_Task to complete_: What you return should match the data below exactly, line for line.

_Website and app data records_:

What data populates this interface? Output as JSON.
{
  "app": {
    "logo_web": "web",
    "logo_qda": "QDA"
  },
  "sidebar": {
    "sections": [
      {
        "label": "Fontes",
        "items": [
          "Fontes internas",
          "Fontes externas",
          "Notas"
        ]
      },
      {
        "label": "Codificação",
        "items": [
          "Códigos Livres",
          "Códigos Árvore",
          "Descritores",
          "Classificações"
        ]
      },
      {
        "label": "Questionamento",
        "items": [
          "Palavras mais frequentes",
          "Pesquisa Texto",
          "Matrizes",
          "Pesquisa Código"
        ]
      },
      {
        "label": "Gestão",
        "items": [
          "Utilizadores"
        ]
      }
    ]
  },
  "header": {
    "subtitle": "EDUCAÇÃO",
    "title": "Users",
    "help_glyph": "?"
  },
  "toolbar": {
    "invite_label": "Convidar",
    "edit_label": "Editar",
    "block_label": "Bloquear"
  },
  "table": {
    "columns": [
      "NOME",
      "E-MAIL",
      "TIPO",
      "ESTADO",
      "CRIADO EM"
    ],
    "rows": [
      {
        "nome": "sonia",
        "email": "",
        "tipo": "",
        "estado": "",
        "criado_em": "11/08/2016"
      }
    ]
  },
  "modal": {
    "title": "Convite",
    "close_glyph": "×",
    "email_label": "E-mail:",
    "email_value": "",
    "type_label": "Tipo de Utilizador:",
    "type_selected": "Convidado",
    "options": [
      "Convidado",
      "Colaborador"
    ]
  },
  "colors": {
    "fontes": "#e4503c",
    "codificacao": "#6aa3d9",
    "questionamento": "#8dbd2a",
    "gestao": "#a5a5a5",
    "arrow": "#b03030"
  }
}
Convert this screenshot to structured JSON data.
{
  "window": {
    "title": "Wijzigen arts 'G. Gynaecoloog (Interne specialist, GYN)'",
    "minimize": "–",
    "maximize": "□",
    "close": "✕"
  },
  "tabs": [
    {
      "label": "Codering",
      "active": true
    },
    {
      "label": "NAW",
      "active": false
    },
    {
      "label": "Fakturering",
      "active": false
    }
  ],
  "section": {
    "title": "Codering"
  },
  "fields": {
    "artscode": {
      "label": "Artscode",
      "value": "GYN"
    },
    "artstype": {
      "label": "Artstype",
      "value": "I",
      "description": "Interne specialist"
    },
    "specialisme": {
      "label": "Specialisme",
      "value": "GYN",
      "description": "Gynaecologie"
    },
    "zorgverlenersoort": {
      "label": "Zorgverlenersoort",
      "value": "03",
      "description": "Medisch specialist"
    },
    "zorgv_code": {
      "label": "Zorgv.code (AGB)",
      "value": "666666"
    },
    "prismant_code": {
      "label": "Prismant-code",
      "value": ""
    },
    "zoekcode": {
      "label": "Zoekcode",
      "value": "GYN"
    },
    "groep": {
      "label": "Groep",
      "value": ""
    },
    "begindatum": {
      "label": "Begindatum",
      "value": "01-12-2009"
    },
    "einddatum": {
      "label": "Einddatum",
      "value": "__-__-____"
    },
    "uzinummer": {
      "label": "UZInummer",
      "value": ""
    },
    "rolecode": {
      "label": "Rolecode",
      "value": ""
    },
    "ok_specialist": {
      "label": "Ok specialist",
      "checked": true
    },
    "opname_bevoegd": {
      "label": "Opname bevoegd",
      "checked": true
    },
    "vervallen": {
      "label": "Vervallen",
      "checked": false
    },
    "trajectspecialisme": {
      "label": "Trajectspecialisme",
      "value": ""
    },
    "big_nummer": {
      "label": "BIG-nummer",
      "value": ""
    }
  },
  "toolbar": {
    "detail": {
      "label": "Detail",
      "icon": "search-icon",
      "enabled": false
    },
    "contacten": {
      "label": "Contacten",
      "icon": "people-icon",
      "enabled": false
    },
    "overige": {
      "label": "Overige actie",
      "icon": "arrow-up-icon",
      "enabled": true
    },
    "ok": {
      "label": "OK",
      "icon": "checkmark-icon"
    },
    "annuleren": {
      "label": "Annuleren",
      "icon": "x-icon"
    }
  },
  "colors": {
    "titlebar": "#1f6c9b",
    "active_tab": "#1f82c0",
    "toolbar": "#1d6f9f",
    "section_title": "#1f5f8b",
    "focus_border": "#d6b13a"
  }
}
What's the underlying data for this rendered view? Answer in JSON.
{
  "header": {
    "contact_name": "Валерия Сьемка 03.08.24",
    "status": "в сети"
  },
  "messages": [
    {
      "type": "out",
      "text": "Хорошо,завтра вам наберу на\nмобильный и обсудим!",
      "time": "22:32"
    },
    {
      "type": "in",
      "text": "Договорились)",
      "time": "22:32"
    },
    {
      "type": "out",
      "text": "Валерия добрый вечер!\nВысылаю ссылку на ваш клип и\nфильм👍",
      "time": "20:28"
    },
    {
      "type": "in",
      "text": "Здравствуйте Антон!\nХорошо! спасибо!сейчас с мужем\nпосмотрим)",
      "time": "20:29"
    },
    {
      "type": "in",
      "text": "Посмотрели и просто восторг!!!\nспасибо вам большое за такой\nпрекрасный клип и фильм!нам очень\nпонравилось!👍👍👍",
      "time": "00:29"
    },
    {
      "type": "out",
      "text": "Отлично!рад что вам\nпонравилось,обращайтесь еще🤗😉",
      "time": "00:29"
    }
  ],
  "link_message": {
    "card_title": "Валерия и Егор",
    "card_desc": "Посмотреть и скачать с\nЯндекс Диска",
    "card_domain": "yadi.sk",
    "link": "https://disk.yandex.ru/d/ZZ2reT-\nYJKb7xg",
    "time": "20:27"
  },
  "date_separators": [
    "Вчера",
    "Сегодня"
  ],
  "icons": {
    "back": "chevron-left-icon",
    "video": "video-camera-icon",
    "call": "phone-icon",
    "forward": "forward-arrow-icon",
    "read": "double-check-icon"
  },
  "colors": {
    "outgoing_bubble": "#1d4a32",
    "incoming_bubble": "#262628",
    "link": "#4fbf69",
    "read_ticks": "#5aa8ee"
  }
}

_Result of this task_:
What data populates this interface? Output as JSON.
{
  "app": {
    "logo_web": "web",
    "logo_qda": "QDA"
  },
  "sidebar": {
    "sections": [
      {
        "label": "Fontes",
        "items": [
          "Fontes internas",
          "Fontes externas",
          "Notas"
        ]
      },
      {
        "label": "Codificação",
        "items": [
          "Códigos Livres",
          "Códigos Árvore",
          "Descritores",
          "Classificações"
        ]
      },
      {
        "label": "Questionamento",
        "items": [
          "Palavras mais frequentes",
          "Pesquisa Texto",
          "Matrizes",
          "Pesquisa Código"
        ]
      },
      {
        "label": "Gestão",
        "items": [
          "Utilizadores"
        ]
      }
    ]
  },
  "header": {
    "subtitle": "EDUCAÇÃO",
    "title": "Users",
    "help_glyph": "?"
  },
  "toolbar": {
    "invite_label": "Convidar",
    "edit_label": "Editar",
    "block_label": "Bloquear"
  },
  "table": {
    "columns": [
      "NOME",
      "E-MAIL",
      "TIPO",
      "ESTADO",
      "CRIADO EM"
    ],
    "rows": [
      {
        "nome": "sonia",
        "email": "",
        "tipo": "",
        "estado": "",
        "criado_em": "11/08/2016"
      }
    ]
  },
  "modal": {
    "title": "Convite",
    "close_glyph": "×",
    "email_label": "E-mail:",
    "email_value": "",
    "type_label": "Tipo de Utilizador:",
    "type_selected": "Convidado",
    "options": [
      "Convidado",
      "Colaborador"
    ]
  },
  "colors": {
    "fontes": "#e4503c",
    "codificacao": "#6aa3d9",
    "questionamento": "#8dbd2a",
    "gestao": "#a5a5a5",
    "arrow": "#b03030"
  }
}
Convert this screenshot to structured JSON data.
{
  "window": {
    "title": "Wijzigen arts 'G. Gynaecoloog (Interne specialist, GYN)'",
    "minimize": "–",
    "maximize": "□",
    "close": "✕"
  },
  "tabs": [
    {
      "label": "Codering",
      "active": true
    },
    {
      "label": "NAW",
      "active": false
    },
    {
      "label": "Fakturering",
      "active": false
    }
  ],
  "section": {
    "title": "Codering"
  },
  "fields": {
    "artscode": {
      "label": "Artscode",
      "value": "GYN"
    },
    "artstype": {
      "label": "Artstype",
      "value": "I",
      "description": "Interne specialist"
    },
    "specialisme": {
      "label": "Specialisme",
      "value": "GYN",
      "description": "Gynaecologie"
    },
    "zorgverlenersoort": {
      "label": "Zorgverlenersoort",
      "value": "03",
      "description": "Medisch specialist"
    },
    "zorgv_code": {
      "label": "Zorgv.code (AGB)",
      "value": "666666"
    },
    "prismant_code": {
      "label": "Prismant-code",
      "value": ""
    },
    "zoekcode": {
      "label": "Zoekcode",
      "value": "GYN"
    },
    "groep": {
      "label": "Groep",
      "value": ""
    },
    "begindatum": {
      "label": "Begindatum",
      "value": "01-12-2009"
    },
    "einddatum": {
      "label": "Einddatum",
      "value": "__-__-____"
    },
    "uzinummer": {
      "label": "UZInummer",
      "value": ""
    },
    "rolecode": {
      "label": "Rolecode",
      "value": ""
    },
    "ok_specialist": {
      "label": "Ok specialist",
      "checked": true
    },
    "opname_bevoegd": {
      "label": "Opname bevoegd",
      "checked": true
    },
    "vervallen": {
      "label": "Vervallen",
      "checked": false
    },
    "trajectspecialisme": {
      "label": "Trajectspecialisme",
      "value": ""
    },
    "big_nummer": {
      "label": "BIG-nummer",
      "value": ""
    }
  },
  "toolbar": {
    "detail": {
      "label": "Detail",
      "icon": "search-icon",
      "enabled": false
    },
    "contacten": {
      "label": "Contacten",
      "icon": "people-icon",
      "enabled": false
    },
    "overige": {
      "label": "Overige actie",
      "icon": "arrow-up-icon",
      "enabled": true
    },
    "ok": {
      "label": "OK",
      "icon": "checkmark-icon"
    },
    "annuleren": {
      "label": "Annuleren",
      "icon": "x-icon"
    }
  },
  "colors": {
    "titlebar": "#1f6c9b",
    "active_tab": "#1f82c0",
    "toolbar": "#1d6f9f",
    "section_title": "#1f5f8b",
    "focus_border": "#d6b13a"
  }
}
What's the underlying data for this rendered view? Answer in JSON.
{
  "header": {
    "contact_name": "Валерия Сьемка 03.08.24",
    "status": "в сети"
  },
  "messages": [
    {
      "type": "out",
      "text": "Хорошо,завтра вам наберу на\nмобильный и обсудим!",
      "time": "22:32"
    },
    {
      "type": "in",
      "text": "Договорились)",
      "time": "22:32"
    },
    {
      "type": "out",
      "text": "Валерия добрый вечер!\nВысылаю ссылку на ваш клип и\nфильм👍",
      "time": "20:28"
    },
    {
      "type": "in",
      "text": "Здравствуйте Антон!\nХорошо! спасибо!сейчас с мужем\nпосмотрим)",
      "time": "20:29"
    },
    {
      "type": "in",
      "text": "Посмотрели и просто восторг!!!\nспасибо вам большое за такой\nпрекрасный клип и фильм!нам очень\nпонравилось!👍👍👍",
      "time": "00:29"
    },
    {
      "type": "out",
      "text": "Отлично!рад что вам\nпонравилось,обращайтесь еще🤗😉",
      "time": "00:29"
    }
  ],
  "link_message": {
    "card_title": "Валерия и Егор",
    "card_desc": "Посмотреть и скачать с\nЯндекс Диска",
    "card_domain": "yadi.sk",
    "link": "https://disk.yandex.ru/d/ZZ2reT-\nYJKb7xg",
    "time": "20:27"
  },
  "date_separators": [
    "Вчера",
    "Сегодня"
  ],
  "icons": {
    "back": "chevron-left-icon",
    "video": "video-camera-icon",
    "call": "phone-icon",
    "forward": "forward-arrow-icon",
    "read": "double-check-icon"
  },
  "colors": {
    "outgoing_bubble": "#1d4a32",
    "incoming_bubble": "#262628",
    "link": "#4fbf69",
    "read_ticks": "#5aa8ee"
  }
}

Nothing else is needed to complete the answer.